Henne's rocky 2010 campaign left the Dolphins questioning what they have at quarterback, but Sparano acknowledges the challenges that come with developing a passer.
"I realize that (with) the quarterback position, everybody wants to have it (happen) yesterday, and that's the problem. It really is, but it comes with the turf," Sparano said. "You have to go back through the 900-and-something snaps that this guy has played and (ask), did he show progress? Did he get better in different areas? Yeah, he did. Now, did he stay the same, or not get better in some areas?

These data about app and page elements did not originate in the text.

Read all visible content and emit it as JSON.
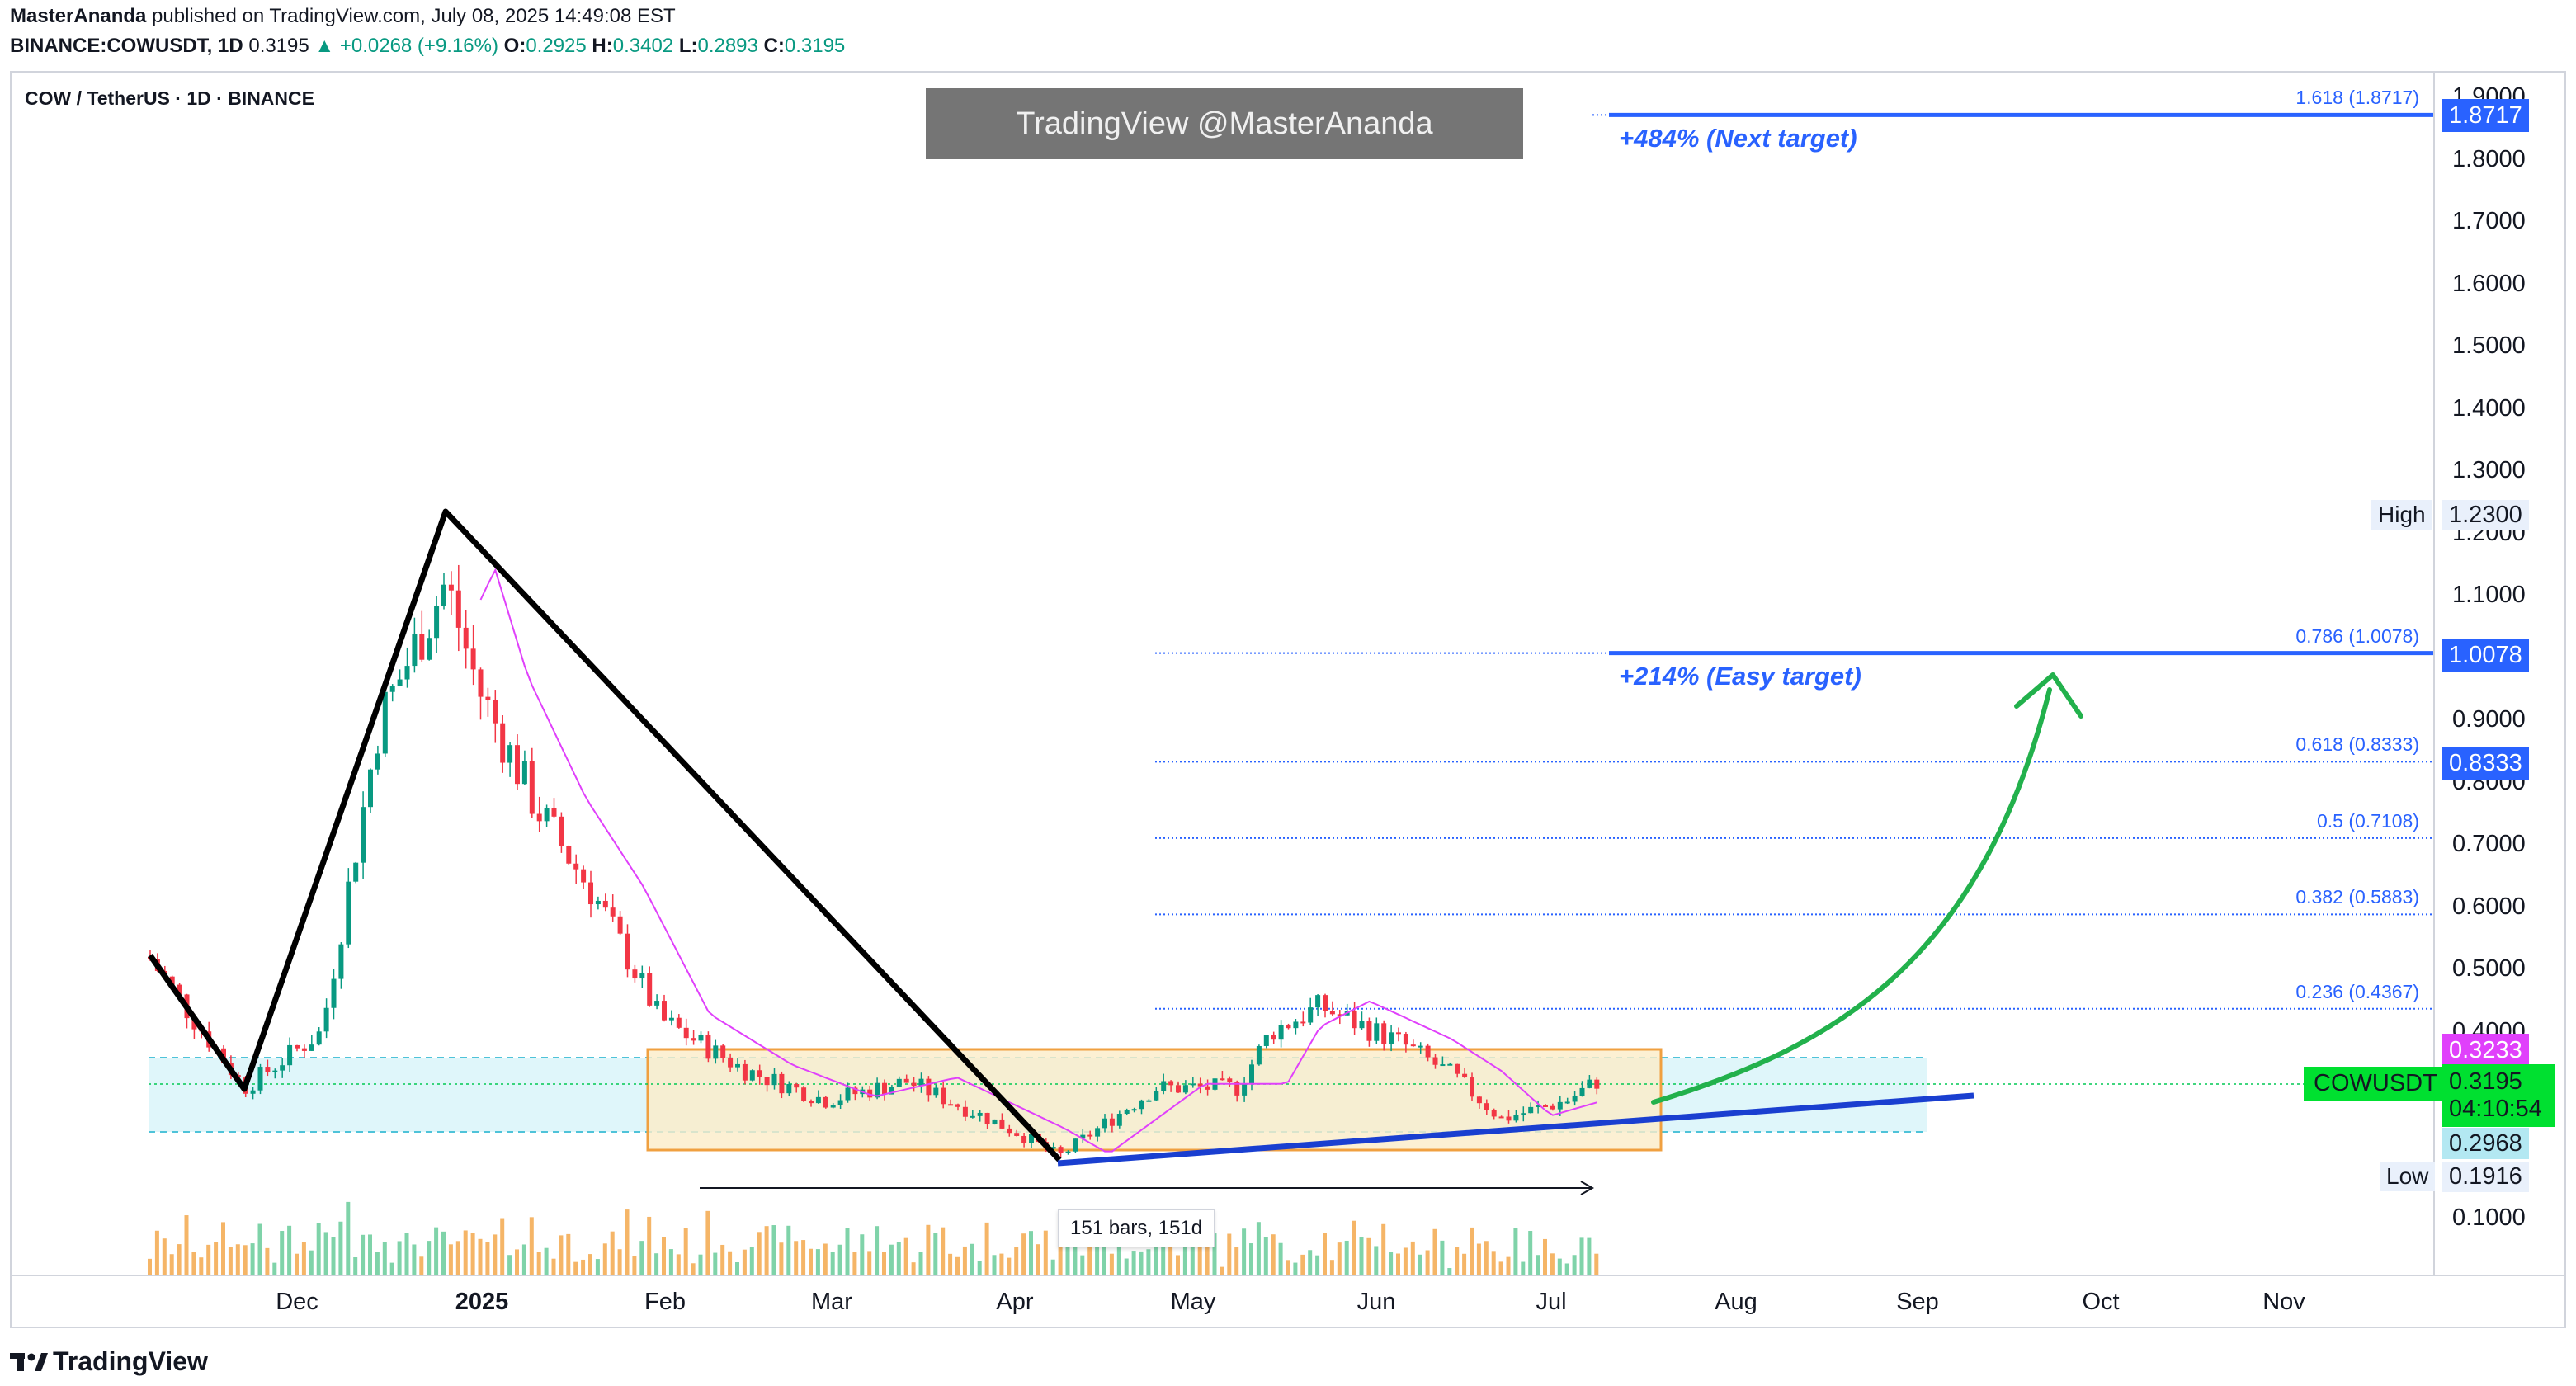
{
  "header": {
    "author": "MasterAnanda",
    "published": "published on TradingView.com, July 08, 2025 14:49:08 EST",
    "symbol": "BINANCE:COWUSDT, 1D",
    "last": "0.3195",
    "change": "▲ +0.0268 (+9.16%)",
    "o_label": "O:",
    "o": "0.2925",
    "h_label": "H:",
    "h": "0.3402",
    "l_label": "L:",
    "l": "0.2893",
    "c_label": "C:",
    "c": "0.3195"
  },
  "pair_title": "COW / TetherUS · 1D · BINANCE",
  "watermark": "TradingView @MasterAnanda",
  "y_ticks": [
    "1.9000",
    "1.8000",
    "1.7000",
    "1.6000",
    "1.5000",
    "1.4000",
    "1.3000",
    "1.2000",
    "1.1000",
    "1.0000",
    "0.9000",
    "0.8000",
    "0.7000",
    "0.6000",
    "0.5000",
    "0.4000",
    "0.1000"
  ],
  "x_ticks": [
    {
      "label": "Dec",
      "bold": false
    },
    {
      "label": "2025",
      "bold": true
    },
    {
      "label": "Feb",
      "bold": false
    },
    {
      "label": "Mar",
      "bold": false
    },
    {
      "label": "Apr",
      "bold": false
    },
    {
      "label": "May",
      "bold": false
    },
    {
      "label": "Jun",
      "bold": false
    },
    {
      "label": "Jul",
      "bold": false
    },
    {
      "label": "Aug",
      "bold": false
    },
    {
      "label": "Sep",
      "bold": false
    },
    {
      "label": "Oct",
      "bold": false
    },
    {
      "label": "Nov",
      "bold": false
    }
  ],
  "fib_levels": [
    {
      "label": "1.618 (1.8717)",
      "price": 1.8717
    },
    {
      "label": "0.786 (1.0078)",
      "price": 1.0078
    },
    {
      "label": "0.618 (0.8333)",
      "price": 0.8333
    },
    {
      "label": "0.5 (0.7108)",
      "price": 0.7108
    },
    {
      "label": "0.382 (0.5883)",
      "price": 0.5883
    },
    {
      "label": "0.236 (0.4367)",
      "price": 0.4367
    }
  ],
  "targets": {
    "next": "+484% (Next target)",
    "easy": "+214% (Easy target)"
  },
  "price_badges": {
    "next_target": "1.8717",
    "easy_target": "1.0078",
    "fib_0618": "0.8333",
    "ma": "0.3233",
    "support": "0.2968"
  },
  "high": {
    "label": "High",
    "value": "1.2300"
  },
  "low": {
    "label": "Low",
    "value": "0.1916"
  },
  "current": {
    "symbol": "COWUSDT",
    "price": "0.3195",
    "countdown": "04:10:54"
  },
  "measure": "151 bars, 151d",
  "brand": "TradingView",
  "colors": {
    "fib": "#2962ff",
    "trend_line": "#1a3fd0",
    "arrow": "#22b14c",
    "up": "#089981",
    "down": "#f23645",
    "ma": "#e040fb",
    "box_border": "#f0a040",
    "box_fill": "#fbecc8",
    "zone_fill": "#dff6fa"
  }
}
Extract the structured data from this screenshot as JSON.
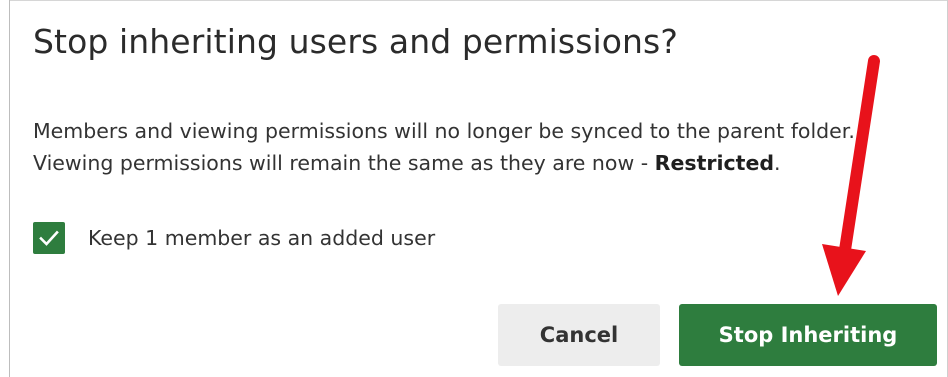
{
  "dialog": {
    "title": "Stop inheriting users and permissions?",
    "description": {
      "line1": "Members and viewing permissions will no longer be synced to the parent folder.",
      "line2_prefix": "Viewing permissions will remain the same as they are now - ",
      "line2_emphasis": "Restricted",
      "line2_suffix": "."
    },
    "checkbox": {
      "label": "Keep 1 member as an added user",
      "checked": true
    },
    "buttons": {
      "cancel_label": "Cancel",
      "confirm_label": "Stop Inheriting"
    }
  },
  "colors": {
    "accent_green": "#2e7d3e",
    "cancel_button_bg": "#ededed",
    "annotation_arrow": "#e8121b"
  },
  "annotation": {
    "icon": "red-arrow-icon",
    "points_to": "confirm-button"
  }
}
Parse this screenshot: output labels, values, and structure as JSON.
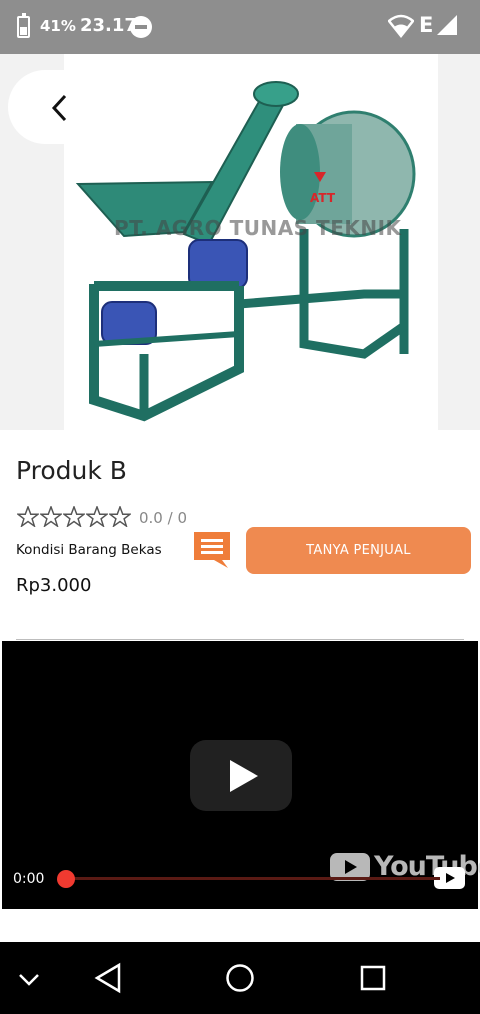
{
  "status_bar": {
    "battery_percent": "41%",
    "time": "23.17",
    "network_type": "E",
    "icons": [
      "battery-icon",
      "do-not-disturb-icon",
      "wifi-icon",
      "signal-icon"
    ]
  },
  "product": {
    "image_watermark": "PT. AGRO TUNAS TEKNIK",
    "name": "Produk B",
    "rating_text": "0.0 / 0",
    "star_count": 5,
    "filled_stars": 0,
    "condition": "Kondisi Barang Bekas",
    "price": "Rp3.000"
  },
  "actions": {
    "chat_icon": "chat-icon",
    "ask_seller_label": "TANYA PENJUAL",
    "accent_color": "#ef8a50"
  },
  "video": {
    "current_time": "0:00",
    "logo_text": "YouTube",
    "progress": 0
  },
  "nav_bar": {
    "icons": [
      "chevron-down-icon",
      "back-triangle-icon",
      "home-circle-icon",
      "recents-square-icon"
    ]
  }
}
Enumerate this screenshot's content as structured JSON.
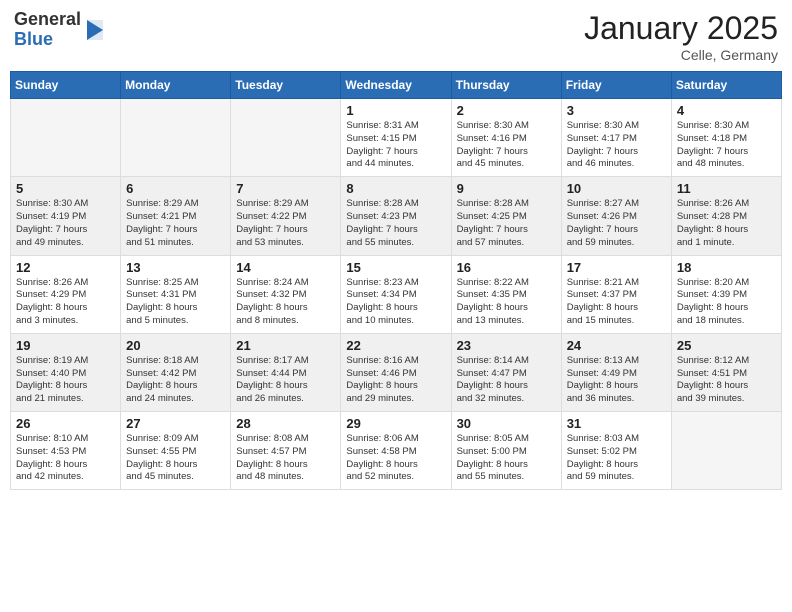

Maybe that's true, too.
"Does he deserve the opportunity (to complete for a starting spot)? No question about it. He deserves the opportunity, and we'll see where that goes."
Sparano would like to see Miami's vertical passing game make strides, and Henne's deep ball needs work, according to the coach.
"When you get the green light, you've got to make the plays, and Chad will tell you that," Sparano said.
"Right now, he's the guy on our football team we have to be committed to, because he's the only one we have right now, other than Tom Brandstater and (potentially) Tyler Thigpen," Ireland said. "We're committed to him right now, and then after that, we'll see what happens."
Much was made of wide receiver Brandon Marshall's backing of Thigpen over Henne last season, but Sparano downplayed it, saying the quarterback-wideout rift is common in the NFL.
"Who doesn't yell at Henne?" Sparano jokingly said. "Maybe the head coach? And I might look at him funny. But that's part of the position."